### LaTeX commands to meet journal style requirements

Included below are links to pages with the LaTeX commands that you need to satisfy the style requirements for publishing in various journals (AER, JF, JFQA, and RFS). These commands will help you satisfy the requests of the copyeditor; the objective here is not to produce a file that looks like a published paper in one of these journals.

Please note that these are not official instructions from the journals, but only what I have learnt through my own experience.

Each command below is preceded by an explanation of what the command does; these explanations are on lines that have as their first character the “%” sign, which tells LaTeX to treat the line as a comment rather than code to be executed.

The easiest thing to do is to cut-and-paste these commands into the preamble of your LaTeX text file — starting with the very top line. After you do this, the only thing you need to check is that you are not calling again (in your own LaTeX code) any of the packages that are already being called in the text below, and that you are not doing something inadvertently to undo the changes made by the code below.

Please let me know if there are any errors or that you think some instructions are missing and should be added to these lists of commands. (But, please do not write to me with general questions about LaTeX — instead, search on the internet, where there are real experts whose advice can resolve your problems.)

#### LaTeX style commands for AER

Included below are (some of) the commands that you need to satisfy to meet the style requirements for publishing in AER. These are quite straightforward, and there are only a few things that need to be changed.


 %:AER STYLE COMMANDS END HERE --- END CUTTING HERE % ------------------------------------------------------------------------ 

#### LaTeX style commands for JF

Included below are (some of) the commands that you need to satisfy to meet the style requirements for publishing in The Journal of Finance. These are quite straightforward, and there are only a few things that need to be changed — these changes are numbered below.


#### LaTeX style commands for JFQA

Included below are (some of) the commands that you need to satisfy to meet the style requirements for publishing in JFQA. These are quite straightforward, and there are only a few things that need to be changed — these changes are numbered below.


#### LaTeX style commands for RFS

Included below are the commands that you need to satisfy to meet the style requirements for publishing in RFS. These are quite straightforward, and there are only a few things that need to be changed — these changes are numbered below.

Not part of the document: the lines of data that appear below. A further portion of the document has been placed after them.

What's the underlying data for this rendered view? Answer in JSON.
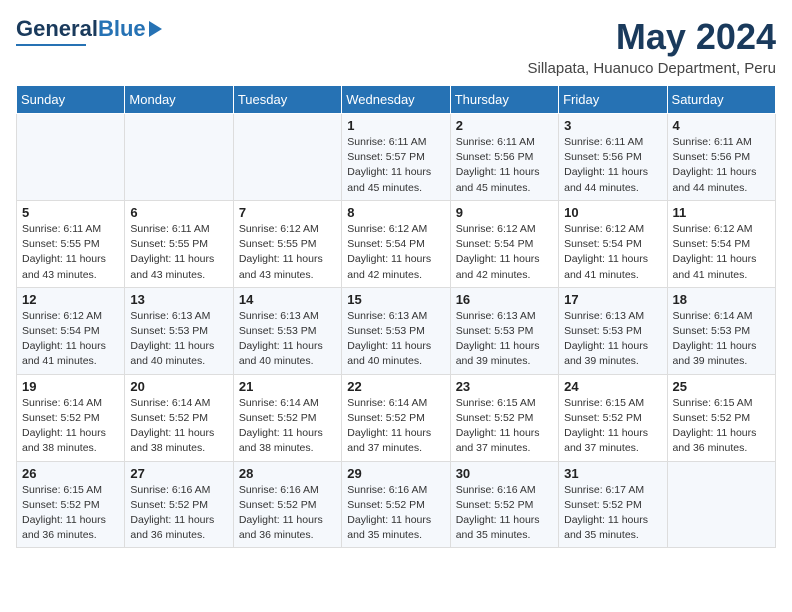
{
  "header": {
    "logo_general": "General",
    "logo_blue": "Blue",
    "month_year": "May 2024",
    "location": "Sillapata, Huanuco Department, Peru"
  },
  "days_of_week": [
    "Sunday",
    "Monday",
    "Tuesday",
    "Wednesday",
    "Thursday",
    "Friday",
    "Saturday"
  ],
  "weeks": [
    [
      {
        "day": "",
        "sunrise": "",
        "sunset": "",
        "daylight": ""
      },
      {
        "day": "",
        "sunrise": "",
        "sunset": "",
        "daylight": ""
      },
      {
        "day": "",
        "sunrise": "",
        "sunset": "",
        "daylight": ""
      },
      {
        "day": "1",
        "sunrise": "Sunrise: 6:11 AM",
        "sunset": "Sunset: 5:57 PM",
        "daylight": "Daylight: 11 hours and 45 minutes."
      },
      {
        "day": "2",
        "sunrise": "Sunrise: 6:11 AM",
        "sunset": "Sunset: 5:56 PM",
        "daylight": "Daylight: 11 hours and 45 minutes."
      },
      {
        "day": "3",
        "sunrise": "Sunrise: 6:11 AM",
        "sunset": "Sunset: 5:56 PM",
        "daylight": "Daylight: 11 hours and 44 minutes."
      },
      {
        "day": "4",
        "sunrise": "Sunrise: 6:11 AM",
        "sunset": "Sunset: 5:56 PM",
        "daylight": "Daylight: 11 hours and 44 minutes."
      }
    ],
    [
      {
        "day": "5",
        "sunrise": "Sunrise: 6:11 AM",
        "sunset": "Sunset: 5:55 PM",
        "daylight": "Daylight: 11 hours and 43 minutes."
      },
      {
        "day": "6",
        "sunrise": "Sunrise: 6:11 AM",
        "sunset": "Sunset: 5:55 PM",
        "daylight": "Daylight: 11 hours and 43 minutes."
      },
      {
        "day": "7",
        "sunrise": "Sunrise: 6:12 AM",
        "sunset": "Sunset: 5:55 PM",
        "daylight": "Daylight: 11 hours and 43 minutes."
      },
      {
        "day": "8",
        "sunrise": "Sunrise: 6:12 AM",
        "sunset": "Sunset: 5:54 PM",
        "daylight": "Daylight: 11 hours and 42 minutes."
      },
      {
        "day": "9",
        "sunrise": "Sunrise: 6:12 AM",
        "sunset": "Sunset: 5:54 PM",
        "daylight": "Daylight: 11 hours and 42 minutes."
      },
      {
        "day": "10",
        "sunrise": "Sunrise: 6:12 AM",
        "sunset": "Sunset: 5:54 PM",
        "daylight": "Daylight: 11 hours and 41 minutes."
      },
      {
        "day": "11",
        "sunrise": "Sunrise: 6:12 AM",
        "sunset": "Sunset: 5:54 PM",
        "daylight": "Daylight: 11 hours and 41 minutes."
      }
    ],
    [
      {
        "day": "12",
        "sunrise": "Sunrise: 6:12 AM",
        "sunset": "Sunset: 5:54 PM",
        "daylight": "Daylight: 11 hours and 41 minutes."
      },
      {
        "day": "13",
        "sunrise": "Sunrise: 6:13 AM",
        "sunset": "Sunset: 5:53 PM",
        "daylight": "Daylight: 11 hours and 40 minutes."
      },
      {
        "day": "14",
        "sunrise": "Sunrise: 6:13 AM",
        "sunset": "Sunset: 5:53 PM",
        "daylight": "Daylight: 11 hours and 40 minutes."
      },
      {
        "day": "15",
        "sunrise": "Sunrise: 6:13 AM",
        "sunset": "Sunset: 5:53 PM",
        "daylight": "Daylight: 11 hours and 40 minutes."
      },
      {
        "day": "16",
        "sunrise": "Sunrise: 6:13 AM",
        "sunset": "Sunset: 5:53 PM",
        "daylight": "Daylight: 11 hours and 39 minutes."
      },
      {
        "day": "17",
        "sunrise": "Sunrise: 6:13 AM",
        "sunset": "Sunset: 5:53 PM",
        "daylight": "Daylight: 11 hours and 39 minutes."
      },
      {
        "day": "18",
        "sunrise": "Sunrise: 6:14 AM",
        "sunset": "Sunset: 5:53 PM",
        "daylight": "Daylight: 11 hours and 39 minutes."
      }
    ],
    [
      {
        "day": "19",
        "sunrise": "Sunrise: 6:14 AM",
        "sunset": "Sunset: 5:52 PM",
        "daylight": "Daylight: 11 hours and 38 minutes."
      },
      {
        "day": "20",
        "sunrise": "Sunrise: 6:14 AM",
        "sunset": "Sunset: 5:52 PM",
        "daylight": "Daylight: 11 hours and 38 minutes."
      },
      {
        "day": "21",
        "sunrise": "Sunrise: 6:14 AM",
        "sunset": "Sunset: 5:52 PM",
        "daylight": "Daylight: 11 hours and 38 minutes."
      },
      {
        "day": "22",
        "sunrise": "Sunrise: 6:14 AM",
        "sunset": "Sunset: 5:52 PM",
        "daylight": "Daylight: 11 hours and 37 minutes."
      },
      {
        "day": "23",
        "sunrise": "Sunrise: 6:15 AM",
        "sunset": "Sunset: 5:52 PM",
        "daylight": "Daylight: 11 hours and 37 minutes."
      },
      {
        "day": "24",
        "sunrise": "Sunrise: 6:15 AM",
        "sunset": "Sunset: 5:52 PM",
        "daylight": "Daylight: 11 hours and 37 minutes."
      },
      {
        "day": "25",
        "sunrise": "Sunrise: 6:15 AM",
        "sunset": "Sunset: 5:52 PM",
        "daylight": "Daylight: 11 hours and 36 minutes."
      }
    ],
    [
      {
        "day": "26",
        "sunrise": "Sunrise: 6:15 AM",
        "sunset": "Sunset: 5:52 PM",
        "daylight": "Daylight: 11 hours and 36 minutes."
      },
      {
        "day": "27",
        "sunrise": "Sunrise: 6:16 AM",
        "sunset": "Sunset: 5:52 PM",
        "daylight": "Daylight: 11 hours and 36 minutes."
      },
      {
        "day": "28",
        "sunrise": "Sunrise: 6:16 AM",
        "sunset": "Sunset: 5:52 PM",
        "daylight": "Daylight: 11 hours and 36 minutes."
      },
      {
        "day": "29",
        "sunrise": "Sunrise: 6:16 AM",
        "sunset": "Sunset: 5:52 PM",
        "daylight": "Daylight: 11 hours and 35 minutes."
      },
      {
        "day": "30",
        "sunrise": "Sunrise: 6:16 AM",
        "sunset": "Sunset: 5:52 PM",
        "daylight": "Daylight: 11 hours and 35 minutes."
      },
      {
        "day": "31",
        "sunrise": "Sunrise: 6:17 AM",
        "sunset": "Sunset: 5:52 PM",
        "daylight": "Daylight: 11 hours and 35 minutes."
      },
      {
        "day": "",
        "sunrise": "",
        "sunset": "",
        "daylight": ""
      }
    ]
  ]
}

 % ------------------------------------------------------------------------ %:RFS STYLE COMMANDS START HERE --- START CUTTING FROM HERE % % (1) The line below says asks LaTeX to use the article'' class for typesetting, % with the options being: 11pt font, letterpaper, and double-spacing \documentclass[11pt, letterpaper,doublespacing]{article} % % (2) This package enables the doublespacing'' option in the first line \usepackage{setspace} % % The makatletter'' command is a special LaTeX switch % that changes the meaning of the @'' character, so that % this character can be used in the commands that follow. % The makeatletter'' switch will be turned off using % the makeatother'' command below. % \makeatletter % % (3) Changing format of Section number % The command below adds a period after the section number. % \def\@seccntformat#1{\@ifundefined{#1@cntformat}% {\csname the#1\endcsname\quad}% default {\csname #1@cntformat\endcsname}% individual control } \def\section@cntformat{\thesection.\quad} \def\subsection@cntformat{\thesubsection \quad} % % (4) Changing format of subsubsection so that it is inline text % This changes the formatting of the subsubsection to suit RFS style % NOTE that the header text for the subsubsection needs to end with a period % You need to insert this period yourself. % \renewcommand\subsubsection{\@startsection{subsubsection}{3}{\z@}% {-14pt \@plus -6pt \@minus -4pt}% {-6pt \@plus2pt \@minus 2pt}% {\normalfont\normalsize\bfseries}} % % The next command turns of the switch that changed the meaning of the “@” character. \makeatother % %: (5) Changing formatting of theorem-like structures % % The next command loads the ntheorem'' package % to adjust formatting of theorem-like structures \usepackage{ntheorem} % % This sets the text in theorems to be normal instead of italicized/emphasized \theorembodyfont{\upshape} % % This puts a period after the theorem number \theoremseparator{.} % % The above commands then apply to the % following theorem-like structures; you can add your own \newtheorem{theorem}{Theorem} \newtheorem{lem}[theorem]{Lemma} \newtheorem{proposition}{Proposition} \newtheorem{fact}[theorem]{Fact} \newtheorem{example}[theorem]{Example} \newtheorem{rem}{Remark} \newtheorem{corollary}{Corollary} \newtheorem{definition}[theorem]{Definition} \newtheorem{assumption}[theorem]{Assumption} % %:RFS STYLE COMMANDS END HERE --- END CUTTING HERE % ----------------------------------------------------------------------------------